Few experienced, high-time ag pilots have not had a wire strike. Most live to talk about it; some don’t. An old saying goes, “If the wire is too small to see, then you will probably fly through it. You probably won’t fly through it if it is large enough to see.” Never mind if the wire is flown through, the potential damage to the turbine engine, prop and airframe.
I would not bet my life on that saying. This is especially true if the pilot is flying a helicopter. I dragged a few wires back to the airstrip and even caused a roadside fire with one. In every case, the wire strike was my fault because I knew the wire was there.
I consider high-tension wires the most dangerous. They are sometimes known as devil horns. Typically, there is enough space to get under wires near supporting towers if you don’t misjudge and hit the tower. As temperatures build during summer, wires tend to sag in the middle between the towers. Maybe there was clearance earlier in the year, but not so much in the heat of the summer. It is almost a sure bet coming in contact with a high-tension/cross-country powerline will bring the aircraft down. The odds are much better with the typical single wires carrying power to a barn or house. But they sag as well.
It does not matter. A wire is a wire, and the end result will always be unknown until after the event. All wires demand undivided attention – if that is even possible in an ag plane. Of course, if the whereabouts of the wire are known before spraying the field, the pilot has an excellent chance of mitigating the wire risk. Even so, pilots keep coming in contact with wires they knew existed.
A few things can be done to reduce the wire risk. First, know where the wire is located either through a map preview, fellow pilots, or a firsthand field inspection before the application. I flew for an operator in my last years as an ag-pilot, and I held much respect for his advice. He told me, “Fly the field as good as the farmer planted it.” He was telling me to fly over the wire or spray parallel to it. But pilots still hit wires even after the aforementioned.
Why? It could be several things: lack of skill, being blinded by the sun, a mechanical distraction, pilot fatigue and the list could go on. The wire does not move, except in the case of heat sagging. It is ultimately the pilot’s responsibility to be wire-aware and do whatever is necessary to avoid coming in contact with one. I doubt there are any NTSB reports for wire strikes that the pilot was not at fault.
Educating yourself about flying in the wire environment is valuable in avoiding them. At this year’s Ag Aviation Expo, there will be a vital seminar on wire strikes. Attending may save your life one day.

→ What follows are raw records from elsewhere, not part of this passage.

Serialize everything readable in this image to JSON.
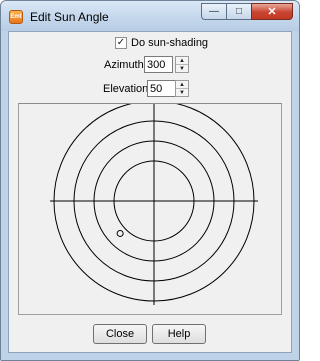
{
  "window": {
    "title": "Edit Sun Angle",
    "app_icon_text": "Emt",
    "controls": {
      "minimize": "—",
      "maximize": "□",
      "close": "✕"
    }
  },
  "shading": {
    "label": "Do sun-shading",
    "checked": true,
    "check_glyph": "✓"
  },
  "azimuth": {
    "label": "Azimuth:",
    "value": "300",
    "up": "▲",
    "down": "▼"
  },
  "elevation": {
    "label": "Elevation:",
    "value": "50",
    "up": "▲",
    "down": "▼"
  },
  "sky_chart": {
    "rings": 4,
    "sun_marker": {
      "azimuth": 300,
      "elevation": 50
    }
  },
  "buttons": {
    "close": "Close",
    "help": "Help"
  }
}
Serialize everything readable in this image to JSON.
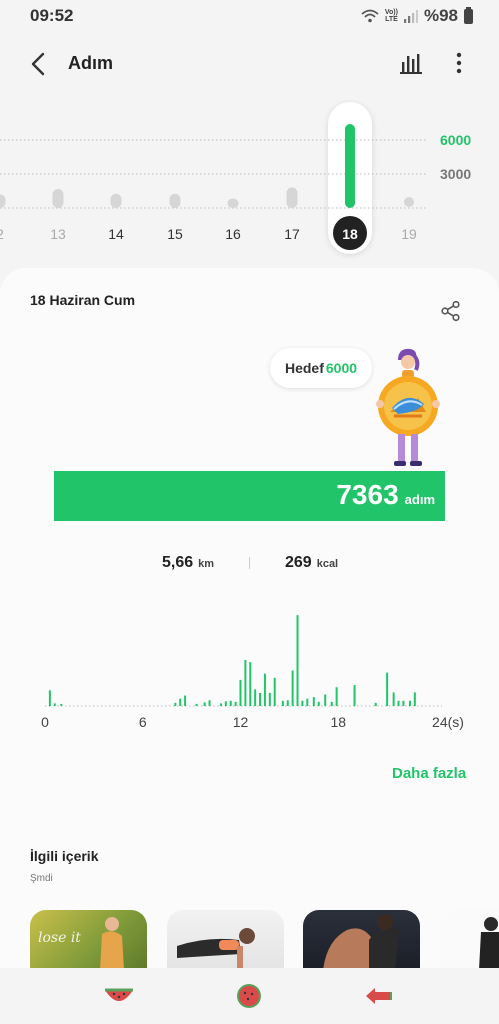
{
  "status_bar": {
    "time": "09:52",
    "network_label_top": "Vo))",
    "network_label_bottom": "LTE",
    "battery_text": "%98"
  },
  "app_bar": {
    "title": "Adım",
    "back_icon": "chevron-left-icon",
    "chart_icon": "bar-chart-icon",
    "more_icon": "more-vertical-icon"
  },
  "week_strip": {
    "goal_line_label": "6000",
    "mid_line_label": "3000",
    "days": [
      {
        "label": "2",
        "steps": 1700,
        "faded": true
      },
      {
        "label": "13",
        "steps": 2400,
        "faded": true
      },
      {
        "label": "14",
        "steps": 1800,
        "faded": false
      },
      {
        "label": "15",
        "steps": 1800,
        "faded": false
      },
      {
        "label": "16",
        "steps": 1200,
        "faded": false
      },
      {
        "label": "17",
        "steps": 2600,
        "faded": false
      },
      {
        "label": "18",
        "steps": 7363,
        "faded": false,
        "selected": true
      },
      {
        "label": "19",
        "steps": 0,
        "faded": true
      }
    ]
  },
  "card": {
    "date_title": "18 Haziran Cum",
    "share_icon": "share-icon",
    "goal_label": "Hedef",
    "goal_value": "6000",
    "progress_steps": "7363",
    "progress_unit": "adım",
    "distance_value": "5,66",
    "distance_unit": "km",
    "calories_value": "269",
    "calories_unit": "kcal",
    "more_link": "Daha fazla"
  },
  "hourly_chart": {
    "x_ticks": [
      "0",
      "6",
      "12",
      "18",
      "24(s)"
    ],
    "accent": "#22c46a"
  },
  "related": {
    "title": "İlgili içerik",
    "subtitle": "Şmdi",
    "thumb_text": "lose it"
  },
  "nav": {
    "left_icon": "watermelon-slice-icon",
    "center_icon": "watermelon-home-icon",
    "right_icon": "back-arrow-icon"
  },
  "colors": {
    "accent": "#22c46a",
    "bar_gray": "#d6d6d6"
  },
  "chart_data": {
    "type": "bar",
    "title": "",
    "xlabel": "",
    "ylabel": "",
    "x_ticks": [
      "0",
      "6",
      "12",
      "18",
      "24(s)"
    ],
    "xlim": [
      0,
      24
    ],
    "ylim": [
      0,
      900
    ],
    "values": [
      [
        0.3,
        150
      ],
      [
        0.6,
        25
      ],
      [
        1.0,
        20
      ],
      [
        8.0,
        30
      ],
      [
        8.3,
        70
      ],
      [
        8.6,
        100
      ],
      [
        9.3,
        20
      ],
      [
        9.8,
        35
      ],
      [
        10.1,
        55
      ],
      [
        10.8,
        25
      ],
      [
        11.1,
        45
      ],
      [
        11.4,
        50
      ],
      [
        11.7,
        40
      ],
      [
        12.0,
        250
      ],
      [
        12.3,
        440
      ],
      [
        12.6,
        420
      ],
      [
        12.9,
        160
      ],
      [
        13.2,
        125
      ],
      [
        13.5,
        310
      ],
      [
        13.8,
        125
      ],
      [
        14.1,
        270
      ],
      [
        14.6,
        50
      ],
      [
        14.9,
        55
      ],
      [
        15.2,
        340
      ],
      [
        15.5,
        870
      ],
      [
        15.8,
        50
      ],
      [
        16.1,
        70
      ],
      [
        16.5,
        85
      ],
      [
        16.8,
        40
      ],
      [
        17.2,
        110
      ],
      [
        17.6,
        40
      ],
      [
        17.9,
        180
      ],
      [
        19.0,
        200
      ],
      [
        20.3,
        30
      ],
      [
        21.0,
        320
      ],
      [
        21.4,
        130
      ],
      [
        21.7,
        50
      ],
      [
        22.0,
        50
      ],
      [
        22.4,
        50
      ],
      [
        22.7,
        130
      ]
    ]
  }
}
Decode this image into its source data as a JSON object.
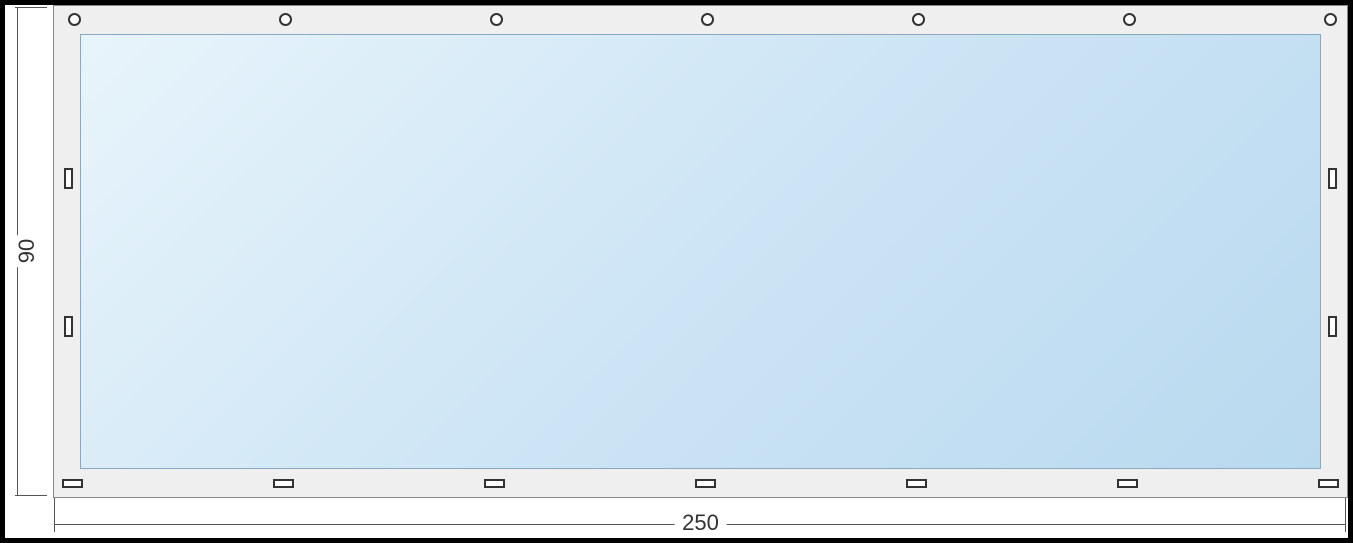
{
  "dimensions": {
    "height_label": "90",
    "width_label": "250"
  },
  "markers": {
    "top_circles_count": 7,
    "bottom_slots_count": 7,
    "left_slots_count": 2,
    "right_slots_count": 2
  },
  "colors": {
    "frame_bg": "#efefef",
    "canvas_gradient_start": "#e8f4fb",
    "canvas_gradient_end": "#b9d9ef"
  }
}
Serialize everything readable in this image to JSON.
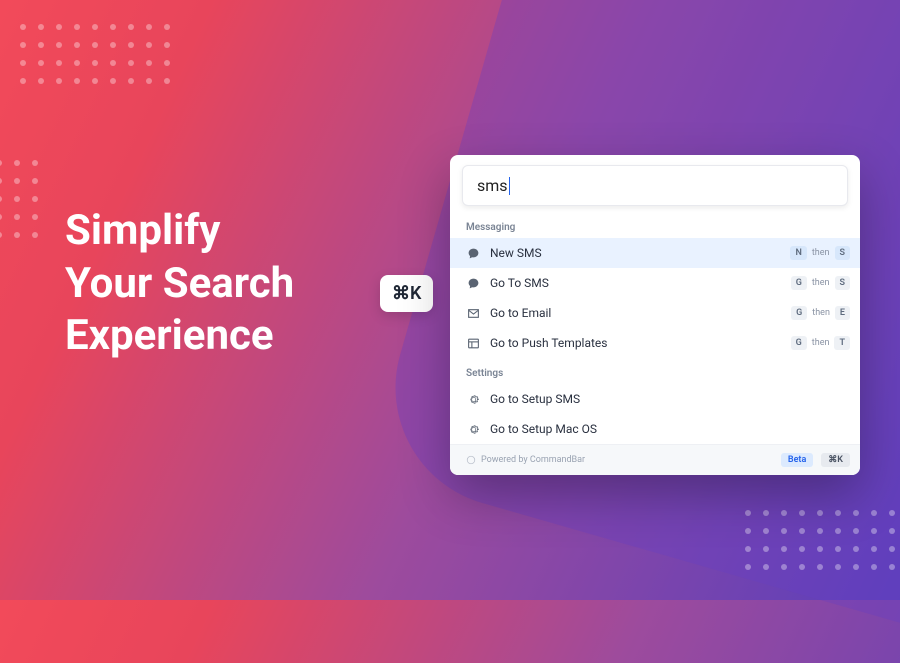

It doesn’t matter how many ag hours you have; nobody knows everything about flying in the wire environment. It is time to take a more brutal look at wire strikes, acknowledging that most fatalities this year were caused by these sneaky obstacles!
Until next month, Keep Turning…